▸ **What to work on**: The whole of the material needs to be repeated exactly, line for line.
** Input records follows **
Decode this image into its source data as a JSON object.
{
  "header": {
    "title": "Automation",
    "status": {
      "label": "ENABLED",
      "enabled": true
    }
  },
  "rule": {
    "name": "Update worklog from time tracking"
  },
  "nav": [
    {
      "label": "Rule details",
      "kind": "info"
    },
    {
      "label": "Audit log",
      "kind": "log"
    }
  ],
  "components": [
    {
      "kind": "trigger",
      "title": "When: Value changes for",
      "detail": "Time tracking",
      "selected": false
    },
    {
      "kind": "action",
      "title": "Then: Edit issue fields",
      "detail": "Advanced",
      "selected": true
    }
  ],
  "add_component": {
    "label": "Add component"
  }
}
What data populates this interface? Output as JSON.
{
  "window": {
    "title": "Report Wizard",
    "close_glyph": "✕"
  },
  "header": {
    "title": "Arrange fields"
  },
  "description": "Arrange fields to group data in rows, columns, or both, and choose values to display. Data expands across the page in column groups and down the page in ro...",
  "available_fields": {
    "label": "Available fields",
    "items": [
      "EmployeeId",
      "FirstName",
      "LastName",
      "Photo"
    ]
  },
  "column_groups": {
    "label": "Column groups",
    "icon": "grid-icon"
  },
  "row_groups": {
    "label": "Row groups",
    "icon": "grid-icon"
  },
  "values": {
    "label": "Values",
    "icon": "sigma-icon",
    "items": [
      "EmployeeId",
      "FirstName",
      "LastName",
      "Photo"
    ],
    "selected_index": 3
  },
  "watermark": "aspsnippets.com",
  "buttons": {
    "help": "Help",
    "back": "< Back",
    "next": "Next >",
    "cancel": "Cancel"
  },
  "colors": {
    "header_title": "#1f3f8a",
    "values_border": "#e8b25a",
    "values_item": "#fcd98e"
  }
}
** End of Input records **
▸ **Written reply**:
Decode this image into its source data as a JSON object.
{
  "header": {
    "title": "Automation",
    "status": {
      "label": "ENABLED",
      "enabled": true
    }
  },
  "rule": {
    "name": "Update worklog from time tracking"
  },
  "nav": [
    {
      "label": "Rule details",
      "kind": "info"
    },
    {
      "label": "Audit log",
      "kind": "log"
    }
  ],
  "components": [
    {
      "kind": "trigger",
      "title": "When: Value changes for",
      "detail": "Time tracking",
      "selected": false
    },
    {
      "kind": "action",
      "title": "Then: Edit issue fields",
      "detail": "Advanced",
      "selected": true
    }
  ],
  "add_component": {
    "label": "Add component"
  }
}
What data populates this interface? Output as JSON.
{
  "window": {
    "title": "Report Wizard",
    "close_glyph": "✕"
  },
  "header": {
    "title": "Arrange fields"
  },
  "description": "Arrange fields to group data in rows, columns, or both, and choose values to display. Data expands across the page in column groups and down the page in ro...",
  "available_fields": {
    "label": "Available fields",
    "items": [
      "EmployeeId",
      "FirstName",
      "LastName",
      "Photo"
    ]
  },
  "column_groups": {
    "label": "Column groups",
    "icon": "grid-icon"
  },
  "row_groups": {
    "label": "Row groups",
    "icon": "grid-icon"
  },
  "values": {
    "label": "Values",
    "icon": "sigma-icon",
    "items": [
      "EmployeeId",
      "FirstName",
      "LastName",
      "Photo"
    ],
    "selected_index": 3
  },
  "watermark": "aspsnippets.com",
  "buttons": {
    "help": "Help",
    "back": "< Back",
    "next": "Next >",
    "cancel": "Cancel"
  },
  "colors": {
    "header_title": "#1f3f8a",
    "values_border": "#e8b25a",
    "values_item": "#fcd98e"
  }
}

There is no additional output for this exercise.